Large osteo-chondral defects of the femoral head result in significant disability in pediatric, adolescent and young-adult patients. Often, patients must either undergo total hip arthroplasty at a young age with associated activity limitations and increased need for future prosthesis revision or modify their activity significantly until they undergo arthroplasty at a later age with prolonged limitations in activity, productivity and quality of life. Recapitulation of normal developmental mechanisms in a sustainable, tissue-engineered construct may eliminate these shortcomings and lead to better functional and clinical outcomes, particularly in the adolescent and young-adult populations. However, the formation of a stable bone – peri-articular cartilage interface able to support prolonged maintenance of healthy, normal articular cartilage and withstand physiologic joint forces in-vivo currently represents a significant hurdle to the development of such a construct. 

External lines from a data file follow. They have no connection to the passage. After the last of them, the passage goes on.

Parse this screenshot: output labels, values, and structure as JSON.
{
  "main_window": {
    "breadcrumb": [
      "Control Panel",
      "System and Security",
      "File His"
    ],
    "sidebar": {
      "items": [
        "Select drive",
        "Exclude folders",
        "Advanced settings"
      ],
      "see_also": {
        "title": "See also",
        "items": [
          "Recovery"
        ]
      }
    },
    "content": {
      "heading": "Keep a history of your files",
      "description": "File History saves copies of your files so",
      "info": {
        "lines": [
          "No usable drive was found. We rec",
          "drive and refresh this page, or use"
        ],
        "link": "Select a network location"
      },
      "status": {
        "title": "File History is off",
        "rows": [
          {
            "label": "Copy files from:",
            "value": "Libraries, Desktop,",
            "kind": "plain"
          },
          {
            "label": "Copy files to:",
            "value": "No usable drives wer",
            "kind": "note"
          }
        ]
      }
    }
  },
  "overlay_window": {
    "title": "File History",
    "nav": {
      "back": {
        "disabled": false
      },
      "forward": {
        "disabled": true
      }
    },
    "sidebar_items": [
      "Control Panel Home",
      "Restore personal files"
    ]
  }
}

Our lab, led by Patrick W. Whitlock, MD, PhD, focuses on the growth, signaling and development of the interface between physeal and peri-articular cartilage in the developing epiphysis. Our goal is to develop optimized tissue-engineered solutions to treat osteo-articular cartilage defects of the femoral head in pediatric patients by first understanding, and eventually recapitulating, the normal growth and development of the bone – peri-articular cartilage interface.